“Instead, we arrange for each room to smell as good as it looks, by using candles. Music also plays in the background to create an inviting ambience. These devices all combine to create the optimum first impression and
make people say ‘wow’.”
What’s in season?
When it comes to choosing furniture, fashion trends are forever evolving. So what is currently in vogue?
Creating a boutique hotel look is the ‘Holy Grail’ for home staging specialists when it comes to styling a home and selling an aspirational lifestyle, according to Ben Hall, a Director at Loft Interiors.
He said, “It’s all about stand-out pieces like an uber-modern armchair and luxe materials, like solid wood or high gloss cabinetry.” Hall points out that there has been a real resurgence in upscale Scandinavian style furnishings.
“Think simple, wooden pieces, felt upholstery and unassuming neutrals, complemented by accents of warm colour,” he added. “Creating a cohesive look throughout a house or apartment is also a real trend: so the cool grey semi-gloss cabinetry in the kitchen may be pulled through to fitted wardrobes in the bedrooms, for example.”
“Creating a homely look that helps people to imagine living there can make a huge difference, showing buyers how to make a space work.” Ed Grant David Phillips Furniture
But as far as Tim Harling, Residential Field Sales Manager at Roomservice by CORT, is concerned, the existing look is centred on “fresh, spring tones”.
At this time of year, the trend is to use accent colours such as bright greens, yellows and blues for the accessories such as cushions and so on, as having a seasonal feel works well,” he said. “In more modern properties, funky geometric patterns are on trend, whereas for larger, family properties, the look is usually more contemporary classic.”
When dressing a property, Harling believes that the most important rooms to focus on are the reception room and the master bedroom. “To give some ‘wow factor’ in these spaces it is nice to use statement pieces, a luxurious button-back padded bedframe in the master bedroom or a sumptuous corner sofa in the living area,” he remarked.
It is generally more cost effective and hassle free to rent furniture on a short-term basis rather than purchase furniture for a property which then either needs storing, selling or moving afterwards. But whatever option the client opts for should reflect their own needs, while the price will reflect the quality of the furniture adopted and the hire period.
Cost is weighed up against the level of service, with no maximum price set.
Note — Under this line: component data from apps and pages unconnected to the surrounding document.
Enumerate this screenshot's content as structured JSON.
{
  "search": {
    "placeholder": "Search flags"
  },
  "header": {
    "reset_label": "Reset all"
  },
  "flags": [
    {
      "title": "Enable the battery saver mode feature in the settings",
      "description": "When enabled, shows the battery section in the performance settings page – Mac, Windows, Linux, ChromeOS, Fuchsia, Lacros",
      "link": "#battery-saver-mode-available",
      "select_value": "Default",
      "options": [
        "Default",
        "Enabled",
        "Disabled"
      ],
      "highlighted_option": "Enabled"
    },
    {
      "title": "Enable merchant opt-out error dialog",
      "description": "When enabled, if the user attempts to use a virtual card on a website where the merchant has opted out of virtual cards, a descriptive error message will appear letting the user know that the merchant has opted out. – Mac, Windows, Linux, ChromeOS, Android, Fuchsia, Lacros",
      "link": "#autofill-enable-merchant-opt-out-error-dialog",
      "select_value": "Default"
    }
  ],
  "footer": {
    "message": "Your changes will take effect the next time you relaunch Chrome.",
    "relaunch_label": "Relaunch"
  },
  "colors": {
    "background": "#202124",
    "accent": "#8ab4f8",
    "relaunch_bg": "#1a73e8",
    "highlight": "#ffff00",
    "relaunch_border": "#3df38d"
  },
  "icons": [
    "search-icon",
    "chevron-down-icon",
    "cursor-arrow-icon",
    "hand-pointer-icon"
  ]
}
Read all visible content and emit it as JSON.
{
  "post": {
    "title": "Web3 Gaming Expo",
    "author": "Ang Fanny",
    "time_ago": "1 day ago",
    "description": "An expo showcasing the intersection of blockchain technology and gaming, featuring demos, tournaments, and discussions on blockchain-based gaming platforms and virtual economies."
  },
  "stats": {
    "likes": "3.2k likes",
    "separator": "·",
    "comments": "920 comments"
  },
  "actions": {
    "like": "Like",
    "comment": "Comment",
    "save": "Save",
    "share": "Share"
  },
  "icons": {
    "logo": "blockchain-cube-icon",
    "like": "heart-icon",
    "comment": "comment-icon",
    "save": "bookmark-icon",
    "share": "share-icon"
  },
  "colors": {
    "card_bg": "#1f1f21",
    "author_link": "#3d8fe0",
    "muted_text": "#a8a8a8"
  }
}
But for a more basic service, a homeowner can typically expect to pay from about £500 for a two-bedroom property dressed for about two months.
First impressions count
While dressing a home is, to a certain degree, suitable for any property, it is used more commonly for homes at the upper-end of the market, as they are likely to be sold or let at a higher price point.
The way a property is presented can make a huge difference, if it makes a great impression from the outside, home hunters will want to see what’s inside, and you do not want to disappoint them.
- Accouter Design www.accoutergroup.com
- David Phillips www.davidphillips.com
- Links www.linkshomes.co.uk
- Loft Interiors www.loft-interiors.co.uk
- Crest Nicholson www.crestnicholson.com
- Roomservice by CORT www.roomservicebycort.com
- Larkfleet Homes www.larkfleethomes.co.uk